Ordinarily, business people do not find the morning talk shows and gabfests to be places of enormous business insight. More often, these shows are mildly entertaining and perhaps expose a side of humanity that most viewers find even more outlandish than their own. However, every now and again; there are moments of wisdom that one can extract from these shows and apply to business.
Something About That Man
One such moment occurred for me not too long ago while watching a Dr. Phil episode. While the show was focused on a raging conflict between relatives (typical in-laws issues with the spouse of a married child), the homespun comment that the host used has applicability much more universally than just in familial spats. Dr. Phil shared a story about his Father’s ongoing dispute with another person that included the line, “There is something about that man that I don’t like about myself.”
As I reflected on that line, the wisdom of it became obvious. We often react strongest and have the most negative response to others when they remind us of what we don’t like about our own behavior. It is in part because of our shame, lack of confidence, or other feelings about our own thoughts or actions that we react so strongly when we are “triggered” by another person’s demonstration or reminder of that in ourselves.
However, the issue of conflict and whether to avoid it, what to do when it flares, and techniques to use to prevent it from negatively influencing results is not as simple as suggesting that people just look within and make peace with themselves. Conflict is very real and can have advantageous effects or deleterious impact depending on the way it is handled.
Importance of Relationship
The level of conflict is very much related to the intensity or closeness of the relationship. We rarely have conflict with those we have little interaction, regard, or involvement with. Further, we often view those people we do have frequent contact with, but also frequent conflict, as being “difficult.” Yet, we are tasked with finding ways to be productive and constructive with them without allowing the conflict to interfere.

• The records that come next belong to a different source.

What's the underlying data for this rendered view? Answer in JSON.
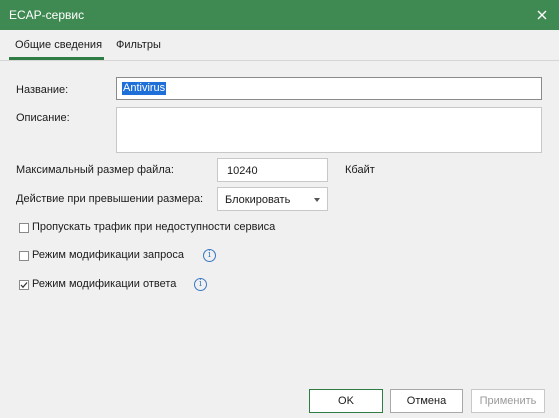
{
  "window": {
    "title": "ECAP-сервис"
  },
  "tabs": [
    {
      "label": "Общие сведения",
      "active": true
    },
    {
      "label": "Фильтры",
      "active": false
    }
  ],
  "form": {
    "name_label": "Название:",
    "name_value": "Antivirus",
    "description_label": "Описание:",
    "description_value": "",
    "max_size_label": "Максимальный размер файла:",
    "max_size_value": "10240",
    "max_size_unit": "Кбайт",
    "action_label": "Действие при превышении размера:",
    "action_value": "Блокировать",
    "checkboxes": [
      {
        "label": "Пропускать трафик при недоступности сервиса",
        "checked": false,
        "info": false
      },
      {
        "label": "Режим модификации запроса",
        "checked": false,
        "info": true
      },
      {
        "label": "Режим модификации ответа",
        "checked": true,
        "info": true
      }
    ]
  },
  "buttons": {
    "ok": "OK",
    "cancel": "Отмена",
    "apply": "Применить"
  },
  "colors": {
    "titlebar": "#3f8a52",
    "accent": "#2f7d44",
    "selection": "#1e6fd8",
    "info": "#3a78c6"
  },
  "icons": {
    "close": "close-icon",
    "info": "info-icon",
    "dropdown": "chevron-down-icon"
  }
}
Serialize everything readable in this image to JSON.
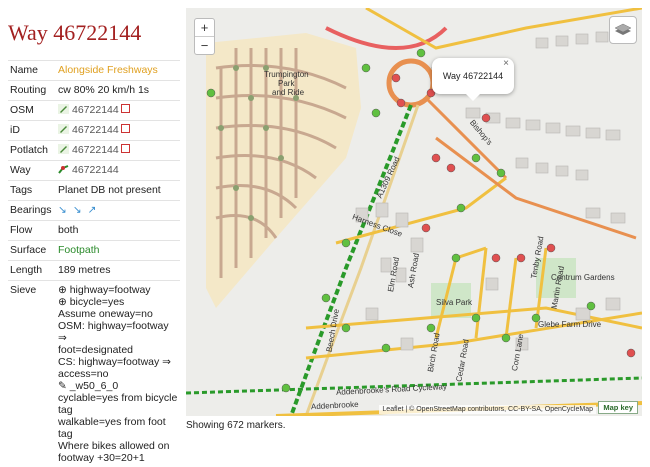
{
  "title": "Way 46722144",
  "props": {
    "name_label": "Name",
    "name_value": "Alongside Freshways",
    "routing_label": "Routing",
    "routing_value": "cw 80% 20 km/h 1s",
    "osm_label": "OSM",
    "osm_value": "46722144",
    "id_label": "iD",
    "id_value": "46722144",
    "potlatch_label": "Potlatch",
    "potlatch_value": "46722144",
    "way_label": "Way",
    "way_value": "46722144",
    "tags_label": "Tags",
    "tags_value": "Planet DB not present",
    "bearings_label": "Bearings",
    "flow_label": "Flow",
    "flow_value": "both",
    "surface_label": "Surface",
    "surface_value": "Footpath",
    "length_label": "Length",
    "length_value": "189 metres",
    "sieve_label": "Sieve",
    "sieve_lines": [
      "⊕ highway=footway",
      "⊕ bicycle=yes",
      "Assume oneway=no",
      "OSM: highway=footway ⇒",
      "foot=designated",
      "CS: highway=footway ⇒",
      "access=no",
      "✎ _w50_6_0",
      "cyclable=yes from bicycle",
      "tag",
      "walkable=yes from foot tag",
      "Where bikes allowed on",
      "footway +30=20+1"
    ]
  },
  "map": {
    "zoom_in": "+",
    "zoom_out": "−",
    "popup_text": "Way 46722144",
    "popup_close": "×",
    "attribution": "Leaflet | © OpenStreetMap contributors, CC-BY-SA, OpenCycleMap",
    "map_key": "Map key",
    "labels": {
      "trumpington": "Trumpington",
      "park": "Park",
      "and_ride": "and Ride",
      "harness_close": "Harness Close",
      "elm_road": "Elm Road",
      "ash_road": "Ash Road",
      "beech_drive": "Beech Drive",
      "birch_road": "Birch Road",
      "cedar_road": "Cedar Road",
      "corn_lane": "Corn Lane",
      "glebe_farm_drive": "Glebe Farm Drive",
      "centrum_gardens": "Centrum Gardens",
      "silva_park": "Silva Park",
      "addenbrookes_road": "Addenbrooke's Road Cycleway",
      "addenbrookes": "Addenbrooke",
      "bishops": "Bishop's",
      "a1309": "A1309 Road",
      "martin_road": "Martin Road",
      "tenby_road": "Tenby Road"
    }
  },
  "status": "Showing 672 markers.",
  "colors": {
    "title": "#a32020",
    "name": "#e0a020",
    "surface": "#2a8a2a"
  }
}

An article in a blog titled, “Dumb Little Man” delved into this topic at length. It explored the tendency we all have to “fight, flight, or freeze” when in the face of conflict. The main point of the blog was to address different coping skills for managing conflict more successfully.
Suggested Tips For Handling Difficult People
- Acknowledging your role: Accept responsibility for your thoughts, feelings, actions, values, and perceptions that you contribute to the conflict.
- Flexibility: Look for opportunities to compromise, problem-solve, or brainstorming of different options.
- Focus: Identify the real issue of conflict and not react to the ancillary. Is it the idea that causes conflict or is it the person him or herself that is leading to the conflict?
What Good Can Come Of It?
Conflict can be productive if it improves the outcome by forcing people to consider other possibilities or solutions. To know if that is occurring, look for the following:
- Clarification around important issues is achieved.
- Solutions are reached (and agreed upon)
- Members of a team or people seeking the same goal build a mutually agreeable outcome that allows them to create cohesiveness and to learn more about each other.
While conflict is not always pleasant, it need not be destructive. By focusing on more than just being proven “right” and viewing it as a personal attack, conflict can serve to improve the final decision or bring people closer together.